The Ashkenaz community unlike Sephardim, were able to bring their culture and practices and built a Synagogue that is among the largest and most beautiful in Central America. Being Orthodox, they are enclosed by kosher shops set up by Israelis which used to include a kosher Burger King that is no longer there. Like Mexico, they are highly insular, requiring early permission to go inside and see the Museum and
Synagogue (albeit they do actually grant permission, unlike some in Mexico). For twenty years there has been Chabad, as well as a reform synagogue. Chabad is a nice little home in Escazu, the nice suburbs. The grey-bearded Rabbi Spalter is there everyday making sure to answer all questions with a warm and calm gaze. Going to Escazu takes an hour from center by bus, where one passes the National Stadium, a gift from China to the Costa Rican government for selling out their pride in democracy and calling Taiwan property of China for lucrative contracts. That is the face of new Costa Rica, slowly corrupted as they face an the onslaught of western tourists and investors, making the paradise expensive and preoccupied with work. Bad or good, I don’t know, but the level of life in Costa Rica is above that of its neighbors, where slums are few and far between and beggars are nearly no bother. Fewer food stands and restaurants and more stores selling goods is another sign of a growing economy and shrinking poor class.
Perhaps this is why industrious Israelis found a home here. Presently, Israelis found a life, escaping the competitive difficulty of making a life in crowded Israel as do Americans, like the owners of Hotel Playa Ciello in Santa Teresa or TikoBirra, home brew supply house and school in San Jose. Yet even here a rift can be seen where Argentineans and Israelis fight for small patches of land and dwindling tourism as prices climb.
And in this cauldron, on Passover first night, I was surrounded by 150 Jews from all over the world with my Argentinean guest in Santa
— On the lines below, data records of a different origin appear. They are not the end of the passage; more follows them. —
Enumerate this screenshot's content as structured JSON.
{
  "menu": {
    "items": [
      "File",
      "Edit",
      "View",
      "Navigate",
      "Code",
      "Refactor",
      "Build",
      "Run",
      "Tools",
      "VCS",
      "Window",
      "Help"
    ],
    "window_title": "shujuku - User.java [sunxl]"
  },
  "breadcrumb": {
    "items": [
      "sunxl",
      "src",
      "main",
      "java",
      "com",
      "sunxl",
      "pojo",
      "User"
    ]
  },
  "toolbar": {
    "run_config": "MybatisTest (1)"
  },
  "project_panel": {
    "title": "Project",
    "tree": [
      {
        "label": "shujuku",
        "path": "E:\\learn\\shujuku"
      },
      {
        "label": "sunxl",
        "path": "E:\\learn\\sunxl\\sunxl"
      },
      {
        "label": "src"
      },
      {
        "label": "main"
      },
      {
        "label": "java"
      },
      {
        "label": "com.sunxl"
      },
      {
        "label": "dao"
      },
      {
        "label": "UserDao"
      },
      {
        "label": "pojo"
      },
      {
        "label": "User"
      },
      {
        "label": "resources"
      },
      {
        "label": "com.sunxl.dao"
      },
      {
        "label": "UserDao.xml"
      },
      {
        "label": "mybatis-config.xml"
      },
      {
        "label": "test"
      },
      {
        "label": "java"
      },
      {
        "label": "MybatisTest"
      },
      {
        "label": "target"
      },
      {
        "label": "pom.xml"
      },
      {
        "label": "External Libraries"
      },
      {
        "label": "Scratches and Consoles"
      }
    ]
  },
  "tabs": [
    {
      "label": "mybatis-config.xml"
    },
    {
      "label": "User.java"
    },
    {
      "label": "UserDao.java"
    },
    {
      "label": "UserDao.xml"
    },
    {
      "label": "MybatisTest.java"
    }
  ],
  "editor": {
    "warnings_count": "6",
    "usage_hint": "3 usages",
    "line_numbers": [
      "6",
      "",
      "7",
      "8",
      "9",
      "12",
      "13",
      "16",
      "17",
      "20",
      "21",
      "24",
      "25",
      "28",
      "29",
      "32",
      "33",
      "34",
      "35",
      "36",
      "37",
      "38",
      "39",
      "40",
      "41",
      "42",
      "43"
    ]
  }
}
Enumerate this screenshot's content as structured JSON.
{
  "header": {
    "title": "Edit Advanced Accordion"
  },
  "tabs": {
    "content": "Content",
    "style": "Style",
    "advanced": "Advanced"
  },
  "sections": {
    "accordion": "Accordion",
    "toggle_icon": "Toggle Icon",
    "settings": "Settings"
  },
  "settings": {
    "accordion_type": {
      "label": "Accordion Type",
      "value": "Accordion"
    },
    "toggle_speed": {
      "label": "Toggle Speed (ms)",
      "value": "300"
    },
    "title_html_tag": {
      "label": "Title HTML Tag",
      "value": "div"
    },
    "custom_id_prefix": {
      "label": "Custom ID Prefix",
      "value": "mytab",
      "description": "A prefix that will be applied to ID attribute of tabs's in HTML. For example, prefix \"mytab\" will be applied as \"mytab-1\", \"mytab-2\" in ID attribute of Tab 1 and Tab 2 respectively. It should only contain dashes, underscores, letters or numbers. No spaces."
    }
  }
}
Teresa. Where what started as a small colony of Israelis became a full fledged town with huge bars and even a small synagogue, where at one table I found two Ukranians, three Israeli girls traveling post-army and two surfing vegetarian software engineers. In the middle of the storm, like a wizard was the Morocan Israeli Adi, controlling the mayhem in her pristine white dress and a deep tan, the proprietress of a bakery, boisterous and full of Israeli and Moroccan spirit. There were the Israeli rabbi students sent by the Crown Heights Chabad, burning platters to make sure all was kosher, losing voice while reading the Haggadah to kippa and napkin wearing guests. There in Costa Rica, was Moroccan salads and chicken and beef and chicken, there in Costa Rica were Egyptian Jews, Yemeni Jews, Russian Jews, American Jews and of course, Costa Rican Jews.
As I left Costa Rica, on a picturesque ferry with a magenta sunset over the bands of mountains separating the bay from the Pacific Ocean, a girl took pictures beside me. Her hair was curly like Shirley Temple, and she was traveling to Guanocoste, instead of being home where for Easter Friday her family prepared all food the day before and did no work the day after, as she had done for generations. There was a Converso Jewess, as I set out for Panama, and she didn’t even know it. We spent time talking on the bus ride to San Jose. Her beauty and world knowledge would have made her fit in easily in any American city. She had lived in the states before like many middle class Central American’s I’ve met. Costa Rica would be over for me in less than a day. In less than a day I would be in Panama. I had nearly cried last time I left Costa Rica, something that only happens to me in Israel. And now I see how Jews have made a home here and why they have been accepted. Living among the natives like brothers, sandwiched between two bodies of water, in a lush paradise. Their history may be a half a world away, but here they live as if they live at home.